WILLSBORO — Though motorists pass by farms on a regular basis, they may not know much about the day-to-day operations of local food producers.
Adirondack Harvest, a community-based program designed to develop and promote farms and local food, has been celebrating the harvest season with special events, including farm tours.
“These Adirondack Harvest celebrations provide consumers with opportunities to meet farmers, visit farms, taste products and have the opportunity to become Adirondack Harvest members,” Adirondack Harvest Coordinator Laurie Davis said.
“Members receive our marketing and promotional support, quarterly newsletters, workshop invitations and various premiums, from Adirondack Harvest hats and aprons to our ‘Three Farms’ DVD, ‘Small Farm Rising’ DVD, gift baskets and the Adirondack Harvest Cookbook with lots of great ideas for serving local foods.”
Events in the fall series included Forest and Farm at DaCy Meadow Farm in Westport, which included a hike on forest trails and brunch; Sugarbush Farm’s annual pig roast in Schroon Lake; and the fifth-annual Great Adirondack Rutabaga Festival.

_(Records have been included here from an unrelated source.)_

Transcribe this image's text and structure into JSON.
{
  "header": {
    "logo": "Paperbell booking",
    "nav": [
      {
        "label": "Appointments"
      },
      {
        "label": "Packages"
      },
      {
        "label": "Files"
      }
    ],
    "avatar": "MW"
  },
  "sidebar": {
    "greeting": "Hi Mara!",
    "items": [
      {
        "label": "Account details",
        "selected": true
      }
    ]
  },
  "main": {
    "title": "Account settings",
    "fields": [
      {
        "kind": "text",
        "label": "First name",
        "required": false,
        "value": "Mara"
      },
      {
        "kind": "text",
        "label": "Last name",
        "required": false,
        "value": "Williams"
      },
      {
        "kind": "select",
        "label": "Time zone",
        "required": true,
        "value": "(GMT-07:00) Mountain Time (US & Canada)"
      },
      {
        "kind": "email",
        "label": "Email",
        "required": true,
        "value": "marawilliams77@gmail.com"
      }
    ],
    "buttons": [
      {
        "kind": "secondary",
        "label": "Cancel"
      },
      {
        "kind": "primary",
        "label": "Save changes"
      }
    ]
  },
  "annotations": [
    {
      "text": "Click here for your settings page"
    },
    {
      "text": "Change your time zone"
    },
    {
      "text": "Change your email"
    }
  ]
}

TOOK OVER WEVER FARM
Another event, a Farmers, Friends & Food tour of the Ben Wever Farm in Willsboro, gave insight into the Shaun and Linda Gillilland family and their farm, which features grass-fed beef, poultry, lamb, trout, eggs and honey.
In addition to the tour, guests partook in a dinner in the field, under the stars, featuring food from local farms.
“I came here in 2000 and met Ben (Wever), who at 75 was the strongest guy you could have met,” recalled Linda Gillilland of the farm they purchased.
“Our first cow was Rosie, who delivered a calf. We then got Scottish Highlands cattle. When we moved here for good, it was a transitioning process. First, we brought chickens and ducks and then cows and horses. On our last load, we arrived late and just rolled out of the vehicle and slept on the ground.”